The news of the death of NBA great Kobe Bryant traveled around the world Sunday. Bryant died, along with his 13-year-old daughter and seven others in a helicopter crash early Sunday morning just outside of Los Angeles.

News of his death had fans, celebrities, and members of the sports community expressing their feelings on social media throughout the day, and into Monday. 

Bryant’s death was particularly painful for those in the Los Angeles area, where he was one of the most popular athletes to ever play. Here in Bulloch County plenty of athletes and coaches grew up watching and admiring his work, and shared their feelings on the tragedy.

“My thoughts immediately went out to his wife and family,” said Statesboro girl’s coach Jeff Seier. “I thought about how much he meant to the Laker organization, and what a great player he was. It is a shock to lose a basketball icon at such a young age.”

“What I admired the most about Kobe was his how tough he was, and the fact that he wanted to take the game winning shot,” said Statesboro coach Lee Hill. “He was so much like Michael Jordan in that way. I don’t feel LeBron is quite like that, even though he has all the talent in the world. Kobe wanted to be the one to win the game, he didn’t always make the shot, but I admired his competitiveness and belief in himself.”

“I thought Kobe was a fierce competitor,” said Portal coach Jeff Brannen. “He always took the game over, and wanted the ball during crunch time.”

While many older coaches still hold up Michael Jordan as the gold standard, for those between the ages of 35-45 Kobe has always been the man.

“It was so tough to watch it all unfold yesterday,” said Bulloch Academy coach Chance Cofield. “Kobe was my favorite player growing up. I only saw the tail end of Jordan’s career, but watching Kobe made me fall in love with basketball.”

“I always wanted to watch him play because you knew he was going to do something special every night,” Cofield said. “His work ethic and determination made him into one of the greatest to ever play. His “Mamba” mentality is something coaches are always trying to teach. Even after his career was over, he tried to pass his knowledge of the game to others. He will be missed, but his legacy will last forever.”

“The thing about Kobe to me was how committed he was to making himself better,” said Southeast Bulloch coach Matt Kuykendall. “No matter what he accomplished he was still the first one into the gym, and the last one to leave. He was given a great gift, and he honored it by never wasting a second on complacency.”

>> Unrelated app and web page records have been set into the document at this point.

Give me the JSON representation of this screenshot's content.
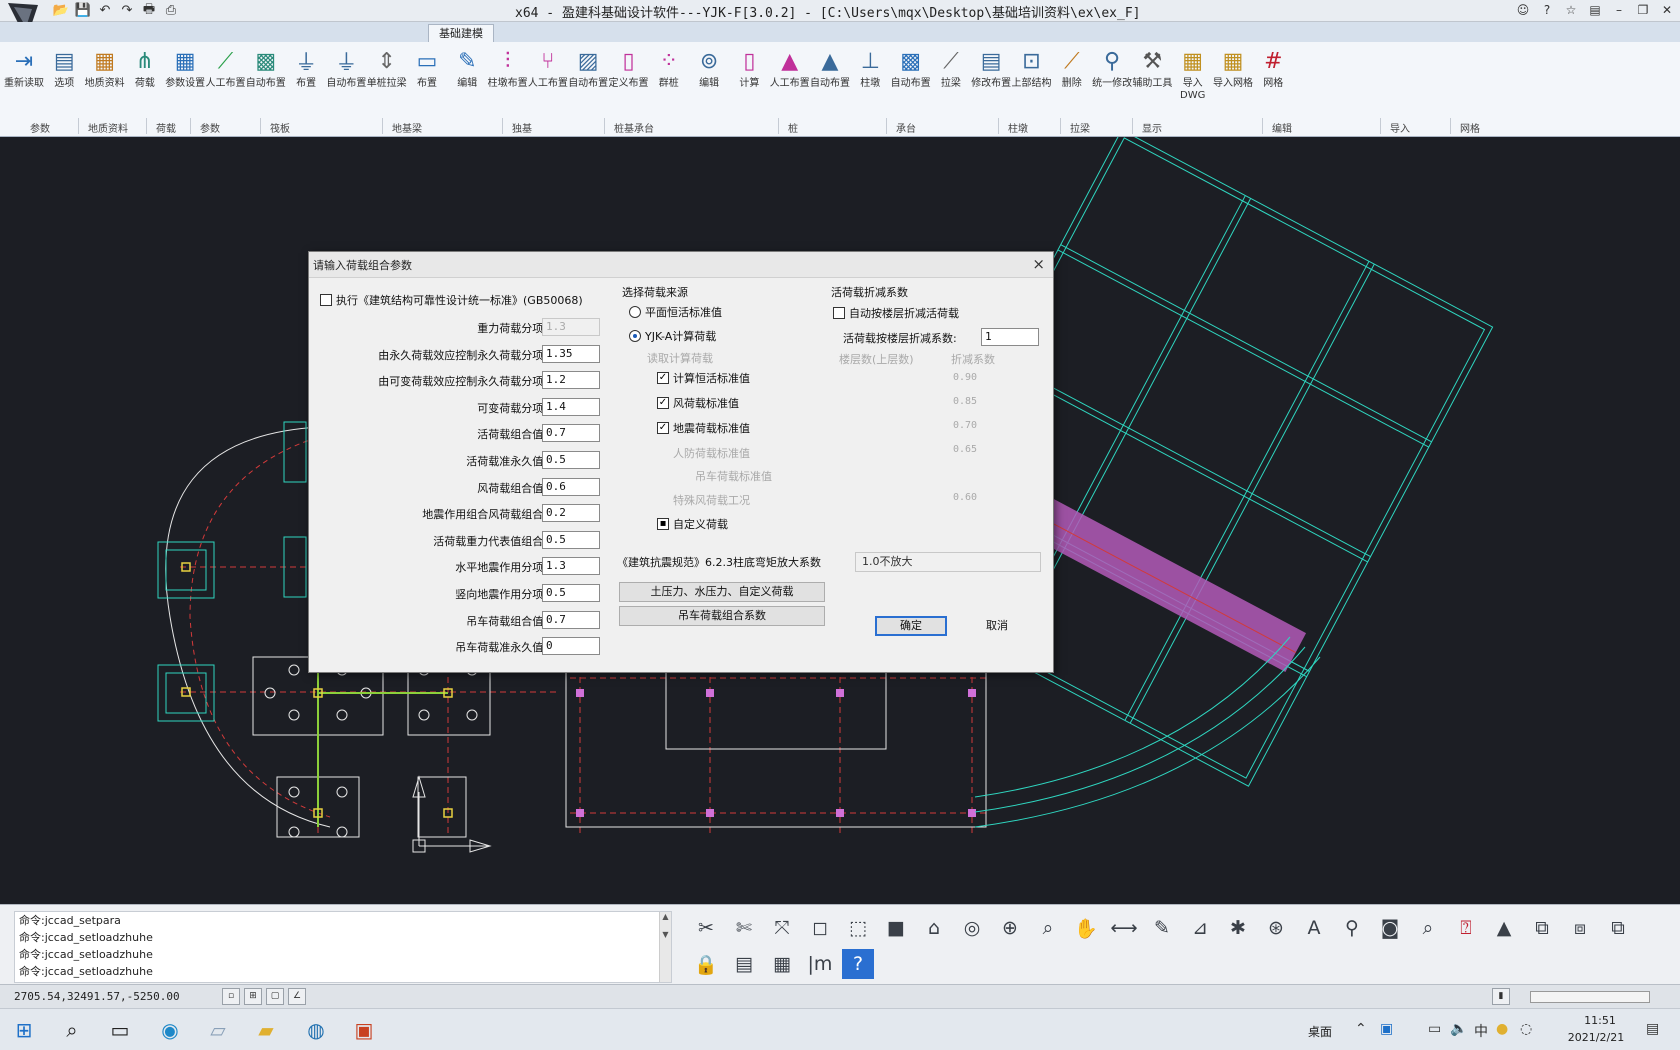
{
  "window": {
    "title": "x64 - 盈建科基础设计软件---YJK-F[3.0.2] - [C:\\Users\\mqx\\Desktop\\基础培训资料\\ex\\ex_F]"
  },
  "ribbon_tabs": [
    {
      "label": "基础建模",
      "active": true
    }
  ],
  "ribbon_buttons": [
    {
      "label": "重新读取",
      "icon": "import-icon"
    },
    {
      "label": "选项",
      "icon": "options-icon"
    },
    {
      "label": "地质资料",
      "icon": "geology-icon"
    },
    {
      "label": "荷载",
      "icon": "load-icon"
    },
    {
      "label": "参数设置",
      "icon": "param-icon"
    },
    {
      "label": "人工布置",
      "icon": "manual-layout-icon"
    },
    {
      "label": "自动布置",
      "icon": "auto-layout-icon"
    },
    {
      "label": "布置",
      "icon": "place-icon"
    },
    {
      "label": "自动布置",
      "icon": "auto-place-icon"
    },
    {
      "label": "单桩拉梁",
      "icon": "pile-beam-icon"
    },
    {
      "label": "布置",
      "icon": "place2-icon"
    },
    {
      "label": "编辑",
      "icon": "edit-icon"
    },
    {
      "label": "柱墩布置",
      "icon": "pier-icon"
    },
    {
      "label": "人工布置",
      "icon": "manual2-icon"
    },
    {
      "label": "自动布置",
      "icon": "auto2-icon"
    },
    {
      "label": "定义布置",
      "icon": "define-icon"
    },
    {
      "label": "群桩",
      "icon": "pile-group-icon"
    },
    {
      "label": "编辑",
      "icon": "edit2-icon"
    },
    {
      "label": "计算",
      "icon": "calc-icon"
    },
    {
      "label": "人工布置",
      "icon": "manual3-icon"
    },
    {
      "label": "自动布置",
      "icon": "auto3-icon"
    },
    {
      "label": "柱墩",
      "icon": "column-icon"
    },
    {
      "label": "自动布置",
      "icon": "auto4-icon"
    },
    {
      "label": "拉梁",
      "icon": "tie-beam-icon"
    },
    {
      "label": "修改布置",
      "icon": "modify-icon"
    },
    {
      "label": "上部结构",
      "icon": "upper-icon"
    },
    {
      "label": "删除",
      "icon": "delete-icon"
    },
    {
      "label": "统一修改",
      "icon": "unify-icon"
    },
    {
      "label": "辅助工具",
      "icon": "tools-icon"
    },
    {
      "label": "导入DWG",
      "icon": "dwg-import-icon"
    },
    {
      "label": "导入网格",
      "icon": "dwg-grid-icon"
    },
    {
      "label": "网格",
      "icon": "grid-icon"
    }
  ],
  "ribbon_groups": [
    "参数",
    "地质资料",
    "荷载",
    "参数",
    "筏板",
    "地基梁",
    "独基",
    "桩基承台",
    "桩",
    "承台",
    "柱墩",
    "拉梁",
    "显示",
    "编辑",
    "导入",
    "网格"
  ],
  "dialog": {
    "title": "请输入荷载组合参数",
    "close": "×",
    "left": {
      "exec_checkbox_label": "执行《建筑结构可靠性设计统一标准》(GB50068)",
      "exec_checked": false,
      "fields": [
        {
          "label": "重力荷载分项系数:",
          "value": "1.3",
          "disabled": true
        },
        {
          "label": "由永久荷载效应控制永久荷载分项系数:",
          "value": "1.35",
          "disabled": false
        },
        {
          "label": "由可变荷载效应控制永久荷载分项系数:",
          "value": "1.2",
          "disabled": false
        },
        {
          "label": "可变荷载分项系数:",
          "value": "1.4",
          "disabled": false
        },
        {
          "label": "活荷载组合值系数:",
          "value": "0.7",
          "disabled": false
        },
        {
          "label": "活荷载准永久值系数:",
          "value": "0.5",
          "disabled": false
        },
        {
          "label": "风荷载组合值系数:",
          "value": "0.6",
          "disabled": false
        },
        {
          "label": "地震作用组合风荷载组合系数:",
          "value": "0.2",
          "disabled": false
        },
        {
          "label": "活荷载重力代表值组合系数:",
          "value": "0.5",
          "disabled": false
        },
        {
          "label": "水平地震作用分项系数:",
          "value": "1.3",
          "disabled": false
        },
        {
          "label": "竖向地震作用分项系数:",
          "value": "0.5",
          "disabled": false
        },
        {
          "label": "吊车荷载组合值系数:",
          "value": "0.7",
          "disabled": false
        },
        {
          "label": "吊车荷载准永久值系数:",
          "value": "0",
          "disabled": false
        }
      ]
    },
    "source": {
      "title": "选择荷载来源",
      "radio1": "平面恒活标准值",
      "radio1_on": false,
      "radio2": "YJK-A计算荷载",
      "radio2_on": true,
      "sub_disabled": "读取计算荷载",
      "cb_dead_live": "计算恒活标准值",
      "cb_wind": "风荷载标准值",
      "cb_seismic": "地震荷载标准值",
      "dis_people": "人防荷载标准值",
      "dis_crane": "吊车荷载标准值",
      "dis_special": "特殊风荷载工况",
      "cb_custom": "自定义荷载",
      "dim_values": [
        "0.90",
        "0.85",
        "0.70",
        "0.65",
        "0.60"
      ]
    },
    "live_reduce": {
      "title": "活荷载折减系数",
      "auto_label": "自动按楼层折减活荷载",
      "auto_checked": false,
      "coef_label": "活荷载按楼层折减系数:",
      "coef_value": "1",
      "dim_label": "楼层数(上层数)",
      "dim_value": "折减系数"
    },
    "amplify_label": "《建筑抗震规范》6.2.3柱底弯矩放大系数",
    "amplify_value": "1.0不放大",
    "btn_earth_water": "土压力、水压力、自定义荷载",
    "btn_crane_combo": "吊车荷载组合系数",
    "btn_ok": "确定",
    "btn_cancel": "取消"
  },
  "command_history": [
    "命令:jccad_setpara",
    "命令:jccad_setloadzhuhe",
    "命令:jccad_setloadzhuhe",
    "命令:jccad_setloadzhuhe"
  ],
  "bottom_tools": [
    "trim-icon",
    "break-icon",
    "extend-icon",
    "box-icon",
    "cube-icon",
    "solid-icon",
    "view3d-icon",
    "orbit-icon",
    "zoom-window-icon",
    "zoom-icon",
    "pan-icon",
    "measure-icon",
    "dimension-icon",
    "angle-icon",
    "node-icon",
    "snap-icon",
    "text-icon",
    "wrench-icon",
    "camera-icon",
    "scale-icon",
    "pdf-icon",
    "export-icon",
    "copy-window-icon",
    "tile-icon",
    "cascade-icon",
    "lock-icon",
    "file-icon",
    "layer-icon",
    "units-icon",
    "help-icon"
  ],
  "status": {
    "coords": "2705.54,32491.57,-5250.00"
  },
  "taskbar": {
    "desktop_label": "桌面",
    "time": "11:51",
    "date": "2021/2/21"
  },
  "colors": {
    "canvas_bg": "#1c1e24",
    "grid_cyan": "#2fd6c0",
    "axis_red": "#d23a3a",
    "beam_magenta": "#d070d8",
    "node_yellow": "#e8d040",
    "white_line": "#e6e6e6"
  }
}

For some Bryant’s death really hit home, as a couple local coaches with daughters felt the loss in other ways.

“Kobe was not only a great basketball player, but a great father,” said Portal coach Huey Williams. “Like Kobe, my kids are all girls. Just being there to support my child is why I coach girl’s basketball.”

“Many of our kids grew up wanting to be like him, and that’s why it hurts so much,” Williams said. “His legacy will live on forever through his kids, and the fans. Next to Michael Jordan he is the NBA in my eyes.”

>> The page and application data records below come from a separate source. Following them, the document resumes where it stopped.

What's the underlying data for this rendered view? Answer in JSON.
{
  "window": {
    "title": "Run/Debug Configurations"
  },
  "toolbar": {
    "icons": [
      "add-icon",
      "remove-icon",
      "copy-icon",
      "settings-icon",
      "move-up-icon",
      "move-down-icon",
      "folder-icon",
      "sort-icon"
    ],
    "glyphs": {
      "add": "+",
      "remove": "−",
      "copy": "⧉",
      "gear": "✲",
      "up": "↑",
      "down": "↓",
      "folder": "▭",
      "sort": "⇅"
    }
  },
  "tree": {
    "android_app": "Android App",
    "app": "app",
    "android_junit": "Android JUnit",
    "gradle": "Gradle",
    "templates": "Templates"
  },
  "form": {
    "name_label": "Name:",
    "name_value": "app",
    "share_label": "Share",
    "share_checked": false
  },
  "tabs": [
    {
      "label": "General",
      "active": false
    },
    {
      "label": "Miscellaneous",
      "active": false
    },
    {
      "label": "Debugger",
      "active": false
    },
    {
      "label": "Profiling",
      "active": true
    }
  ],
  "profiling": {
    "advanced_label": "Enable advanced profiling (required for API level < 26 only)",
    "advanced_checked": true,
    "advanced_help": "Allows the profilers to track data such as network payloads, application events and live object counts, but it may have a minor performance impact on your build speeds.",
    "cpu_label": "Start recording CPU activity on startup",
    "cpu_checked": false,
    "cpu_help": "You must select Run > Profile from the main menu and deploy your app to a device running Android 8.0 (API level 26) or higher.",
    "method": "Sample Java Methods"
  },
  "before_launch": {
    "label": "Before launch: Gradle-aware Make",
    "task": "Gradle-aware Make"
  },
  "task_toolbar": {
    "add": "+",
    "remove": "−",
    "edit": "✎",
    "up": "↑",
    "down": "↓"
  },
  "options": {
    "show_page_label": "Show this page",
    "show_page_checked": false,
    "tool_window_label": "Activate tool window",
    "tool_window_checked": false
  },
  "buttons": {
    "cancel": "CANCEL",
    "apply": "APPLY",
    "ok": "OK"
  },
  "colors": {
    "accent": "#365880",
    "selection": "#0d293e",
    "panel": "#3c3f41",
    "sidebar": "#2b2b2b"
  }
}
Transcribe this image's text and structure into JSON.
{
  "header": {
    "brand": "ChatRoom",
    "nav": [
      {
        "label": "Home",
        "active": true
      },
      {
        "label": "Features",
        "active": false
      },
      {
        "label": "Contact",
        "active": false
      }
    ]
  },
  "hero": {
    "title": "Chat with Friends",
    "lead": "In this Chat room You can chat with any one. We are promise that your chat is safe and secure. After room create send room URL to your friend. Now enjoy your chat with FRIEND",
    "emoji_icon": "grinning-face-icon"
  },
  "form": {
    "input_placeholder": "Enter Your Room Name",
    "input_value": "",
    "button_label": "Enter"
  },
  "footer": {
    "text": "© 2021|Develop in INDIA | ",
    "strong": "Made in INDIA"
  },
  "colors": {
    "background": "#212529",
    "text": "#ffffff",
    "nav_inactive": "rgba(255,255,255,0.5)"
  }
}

“I know we sometimes live vicariously through our superstars, Kobe was ours, my generation that is,” said Statesboro coach Marty Holder. “I remember his whole life, from coming out of high school, taking R&B singer Brandy to the prom, winning five championships. It just seems like he has been a family member.”

“It is so hard to think that he had just retired, and was moving into the second stage of his life,” Holder said. “He was going to be more invested in his kids, and in his businesses. He seemed so excited to be doing all of that, and then something like this happens.”

“I have three daughters that are all involved in sports, and it just floored me when I heard that one of his daughters died with him,” Holder said. “I can’t imagine his last moments with his daughter. Knowing that your child is right there there’s nothing that you can do for them. I told my wife today that I wanted to pick up my girls after school. It really hit me hard.”

Bryant is survived by his wife Vanessa and their three daughters: Natalia, 17, Bianka, 3, and 7-month old Capri.